2- Duodenoscopy and endoscopic retrograde cholangiopancreatography (ERCP) in the diagnosis of biliary and pancreatic pathology.

3- Mephedrone (?Meow Meow?), The New Designer Drug of Abuse: Pharmacokinetics, Pharmacodynimics and Clinical and Forensic Issues

4- Natural history of fetal pyelocaliectasia.

5- Antidepressant drugs.

6- Pressure ulcer management--Evidence-based interventions.

7- Erysipelas.

8- Traumatic Brain Injury: Integrated Approach

9- Genital ulcers caused by sexually transmitted diseases: current therapies, diagnosis and their relevance in HIV pandemy.

10- Current management of gout.

11- Livedo vasculitis.

12- Tarlov's cyst: definition, etiopathogenesis, propaedeutic and treatment.

13- Antibiotic treatment of uncomplicated cystitis in non-pregnant women up to menopause.

14- Urolithiasis and renal colic. Therapeutic approach in urology.

15- Uterine inversion.

16- Surgical basic skills: surgical sutures.

17- Rhabdomyolysis.

18- Spondylodiscitis: which etiology?.

19- Spondylodiscitis: which etiology?.

20- Shoulder dystocia: an obstetrical emergency.

 
   

Management of Psoriasis by Family Physicians: Referral Algorithm and Shared Management with Dermatology



Introduction: The implementation of models capable of improving referral quality, limiting the growth of waiting lists in hospitals, and ensuring the best possible treatment and follow-up of the psoriatic patient is of the utmost importance.
Material and Methods: A panel of Family Physicians and Dermatologists discussed and created a simple and effective algorithm of referral for patients with psoriasis.
Results: The proposed algorithm starts when the Family Physician suspects of psoriasis. In case of diagnostic doubt, the patient should be referred to Dermatology. In case of a confirmed diagnosis, the Family Physician should assess the patient’s severity and responder profile, evaluate comorbidities and assess the presence of psoriatic arthritis. If psoriasis is mild, topical treatments should be initiated, and if there is no clinical improvement or worsening of the disease, the patient should be referred to Dermatology. If psoriasis is moderate to severe, is located in high impact locations, or in pediatric age, the patient should be referred to Dermatology.
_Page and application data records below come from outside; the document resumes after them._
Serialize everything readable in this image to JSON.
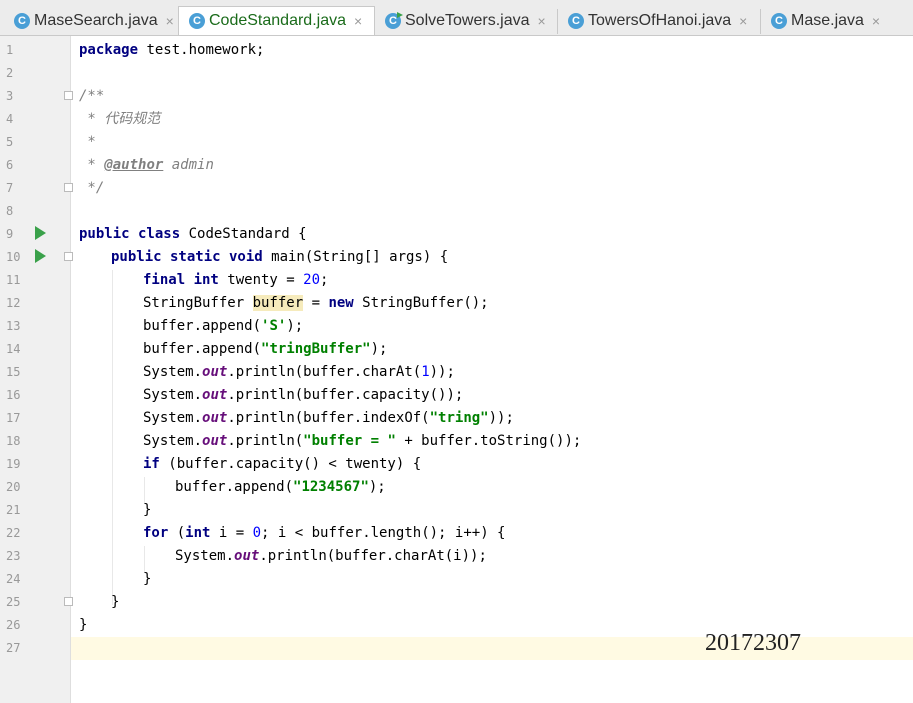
{
  "tabs": [
    {
      "label": "MaseSearch.java",
      "icon": "C"
    },
    {
      "label": "CodeStandard.java",
      "icon": "C"
    },
    {
      "label": "SolveTowers.java",
      "icon": "C"
    },
    {
      "label": "TowersOfHanoi.java",
      "icon": "C"
    },
    {
      "label": "Mase.java",
      "icon": "C"
    }
  ],
  "close_glyph": "×",
  "line_numbers": [
    "1",
    "2",
    "3",
    "4",
    "5",
    "6",
    "7",
    "8",
    "9",
    "10",
    "11",
    "12",
    "13",
    "14",
    "15",
    "16",
    "17",
    "18",
    "19",
    "20",
    "21",
    "22",
    "23",
    "24",
    "25",
    "26",
    "27"
  ],
  "code": {
    "l1_kw": "package",
    "l1_rest": " test.homework;",
    "l3": "/**",
    "l4": " * 代码规范",
    "l5": " *",
    "l6_pre": " * ",
    "l6_tag": "@author",
    "l6_post": " admin",
    "l7": " */",
    "l9_kw": "public class",
    "l9_rest": " CodeStandard {",
    "l10_kw": "public static void",
    "l10_rest": " main(String[] args) {",
    "l11_kw": "final int",
    "l11_mid": " twenty = ",
    "l11_num": "20",
    "l11_end": ";",
    "l12_a": "StringBuffer ",
    "l12_hl": "buffer",
    "l12_b": " = ",
    "l12_kw": "new",
    "l12_c": " StringBuffer();",
    "l13_a": "buffer.append(",
    "l13_str": "'S'",
    "l13_b": ");",
    "l14_a": "buffer.append(",
    "l14_str": "\"tringBuffer\"",
    "l14_b": ");",
    "l15_a": "System.",
    "l15_fld": "out",
    "l15_b": ".println(buffer.charAt(",
    "l15_num": "1",
    "l15_c": "));",
    "l16_a": "System.",
    "l16_fld": "out",
    "l16_b": ".println(buffer.capacity());",
    "l17_a": "System.",
    "l17_fld": "out",
    "l17_b": ".println(buffer.indexOf(",
    "l17_str": "\"tring\"",
    "l17_c": "));",
    "l18_a": "System.",
    "l18_fld": "out",
    "l18_b": ".println(",
    "l18_str": "\"buffer = \"",
    "l18_c": " + buffer.toString());",
    "l19_kw": "if",
    "l19_rest": " (buffer.capacity() < twenty) {",
    "l20_a": "buffer.append(",
    "l20_str": "\"1234567\"",
    "l20_b": ");",
    "l21": "}",
    "l22_kw": "for",
    "l22_a": " (",
    "l22_kw2": "int",
    "l22_b": " i = ",
    "l22_num": "0",
    "l22_c": "; i < buffer.length(); i++) {",
    "l23_a": "System.",
    "l23_fld": "out",
    "l23_b": ".println(buffer.charAt(i));",
    "l24": "}",
    "l25": "}",
    "l26": "}"
  },
  "student_id": "20172307"
}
In order to enable shared management in terms of follow-up and treatment of these patients, it is critical that the Family Physician has the necessary knowledge regarding the systemic treatments used in psoriasis and their side effects.
Discussion and Conclusion: Only a shared management of the psoriatic patient can allow for the best treatment and follow-up of these patients, a more rational use of available medical resources, thus giving the patient the best possible quality of life.

Full paper here (Portuguese only).